Haiti’s hidden gold may hold the key to alleviating its socio-economic issues; however this will be dependent on political stability and the absence of crony capitalism.
Haiti is the poorest country in the Western Hemisphere and its economy contracted by more than 5% following the devastating 2010 earthquake.
However, there is an estimated potential worth of $20 billion in precious metals, including gold, located in the North of the country.
The mass poverty in the country could be at the very least reduced by gold mining. Yet, poor governance and corruption has led to a lack of foreign investment and the fear that any potential investment in the sector will not be felt by the wider population that desperately needs it.
Haiti’s history is littered by exploitation of its minerals. The Spanish did so first, followed by the French, until Haiti emerged as the world’s first independent black state.
In the 1970s the United Nations Development Programme confirmed the existence of gold in Haiti in abundance.
Yet, this revelation did not lead to foreign direct investment. Companies were put off by the authoritarian regime led by Francois “Papa Doc” Duvalier and his son Jean-Claude “Baby Doc” Duvalier.
It seemed as if the untapped golden potential of Haiti would never be realised.
From the late 1990s and onward though, Haiti saw $30 million worth of investment to explore its land for gold and other minerals.
One of these stakeholders was the American firm Newmont Ventures Limited. Their experience in Haiti is typical of the problems that have stopped real investment into the country’s gold mines.
They have twice abandoned Haiti due to political unrest and while they have returned to explore the northern region of the country, there is still no real commitment to gold mining.
The present situation is somewhat similar. Foreign firms feel that the government is not providing enough leeway to start mining.
The investment into Haiti’s gold mines is a gamble. Companies like Newmont were reluctant to take interest further as political violence, crony capitalism and a lack of transparency would counter any progress made.
However, the Canadian company Majescor demonstrated that if one can get around the political situation, the potential results will be worth it.
The company purchased the rights to explore 450 square km in Haiti and its stock doubled in the single day after it reported high levels of gold in its drill samples.
The other present issue at hand is the lack of benefits that gold mining will have on the many Haitians that live in poverty.
While the private sector and the government negotiate, many Haitian citizens are still unaware of the presence of gold and its potential benefits.
Recently, the Haitian government had contacted the World Bank to assist in drafting a new mining law that would put potential investor’s minds at ease.
The issue here is that it ignores the environmental damage that mining will cause. This is particularly relevant to those within the agricultural sectors. Moreover, it also fails to address potential human rights violations and the rights of workers.
Following the 2010 earthquake, the government has been forced to be more open with foreign investors as it attempts to alleviate the massive poverty in the country.
However, by making more progress with regard to transparency in one area, it has reduced transparency in another.

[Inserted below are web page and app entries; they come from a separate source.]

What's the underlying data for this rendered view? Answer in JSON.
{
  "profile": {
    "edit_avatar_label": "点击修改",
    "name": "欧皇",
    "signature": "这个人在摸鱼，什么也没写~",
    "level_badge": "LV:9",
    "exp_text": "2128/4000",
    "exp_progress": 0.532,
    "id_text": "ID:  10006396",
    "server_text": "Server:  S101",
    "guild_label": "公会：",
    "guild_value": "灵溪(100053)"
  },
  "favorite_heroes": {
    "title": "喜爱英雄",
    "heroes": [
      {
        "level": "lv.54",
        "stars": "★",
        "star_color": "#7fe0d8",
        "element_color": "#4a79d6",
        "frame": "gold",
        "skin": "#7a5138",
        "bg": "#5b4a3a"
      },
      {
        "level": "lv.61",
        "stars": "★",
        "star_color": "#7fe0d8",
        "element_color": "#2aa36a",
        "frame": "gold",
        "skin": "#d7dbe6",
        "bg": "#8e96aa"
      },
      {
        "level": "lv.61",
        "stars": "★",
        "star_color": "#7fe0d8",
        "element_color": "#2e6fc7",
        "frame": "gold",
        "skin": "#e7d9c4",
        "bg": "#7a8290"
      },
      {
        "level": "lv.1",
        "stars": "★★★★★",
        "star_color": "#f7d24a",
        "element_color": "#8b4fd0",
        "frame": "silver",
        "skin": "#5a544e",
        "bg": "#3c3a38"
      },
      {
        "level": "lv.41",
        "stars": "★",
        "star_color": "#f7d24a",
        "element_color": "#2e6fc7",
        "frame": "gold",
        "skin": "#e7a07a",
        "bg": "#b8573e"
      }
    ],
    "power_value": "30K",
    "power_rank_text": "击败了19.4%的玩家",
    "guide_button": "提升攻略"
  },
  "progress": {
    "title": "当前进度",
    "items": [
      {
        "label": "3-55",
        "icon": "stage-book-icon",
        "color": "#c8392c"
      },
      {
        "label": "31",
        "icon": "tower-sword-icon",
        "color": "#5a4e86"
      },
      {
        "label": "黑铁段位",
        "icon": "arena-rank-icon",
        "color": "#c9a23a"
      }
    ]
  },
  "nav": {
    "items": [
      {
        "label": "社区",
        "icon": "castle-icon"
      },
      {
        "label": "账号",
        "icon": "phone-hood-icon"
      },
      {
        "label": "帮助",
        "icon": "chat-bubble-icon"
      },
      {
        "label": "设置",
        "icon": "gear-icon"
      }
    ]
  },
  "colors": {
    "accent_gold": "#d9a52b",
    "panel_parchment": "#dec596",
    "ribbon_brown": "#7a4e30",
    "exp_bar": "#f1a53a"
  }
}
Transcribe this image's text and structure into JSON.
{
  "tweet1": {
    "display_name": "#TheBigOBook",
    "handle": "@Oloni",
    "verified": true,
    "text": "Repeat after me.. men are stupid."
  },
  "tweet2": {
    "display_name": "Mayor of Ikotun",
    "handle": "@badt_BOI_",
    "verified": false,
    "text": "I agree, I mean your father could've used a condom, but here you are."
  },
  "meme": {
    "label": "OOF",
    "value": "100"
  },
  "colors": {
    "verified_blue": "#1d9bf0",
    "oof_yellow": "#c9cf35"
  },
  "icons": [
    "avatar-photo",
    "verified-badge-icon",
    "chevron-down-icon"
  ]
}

Local groups such as the Justice in Mining Collective have not been involved in draft law negotiation and have been ignored by the government and the World Bank.
The problem for the government is that while it is now trying to attract more mining companies, they are neglecting popular opinion.
Many Haitians are simply unaware of the potential of gold mining, and the current government policy of negotiating new mining laws behind closed doors is feeding into the belief that any investment benefits will be felt by politicians and bureaucrats and not by the wider population that desperately needs it.
Haiti’s gold problem is caused by a lack of confidence in the political system. Investors felt that it was too much of a risk to invest in Haiti’s gold.
Now though, as the government tries to entice foreign firms, there is a lack of belief that politicians have the best interests of the poverty-stricken population at heart.
It is possible that the future of Haiti’s gold will be characterised by more foreign investment in the sector. However, the benefits of its gold reserves will most likely be felt by the political elite and not the everyday individual.
Haiti must be aware that there is a balancing act to be observed. Foreign companies must be given the ability to explore, invest and create jobs. However, this must not come at the expense of local community interests and revenue gained from investment must be channelled into social services for the wider population.
Responsibility and inclusivity within the gold mining sector are the key factors that will contribute to the alleviation of poverty in the country.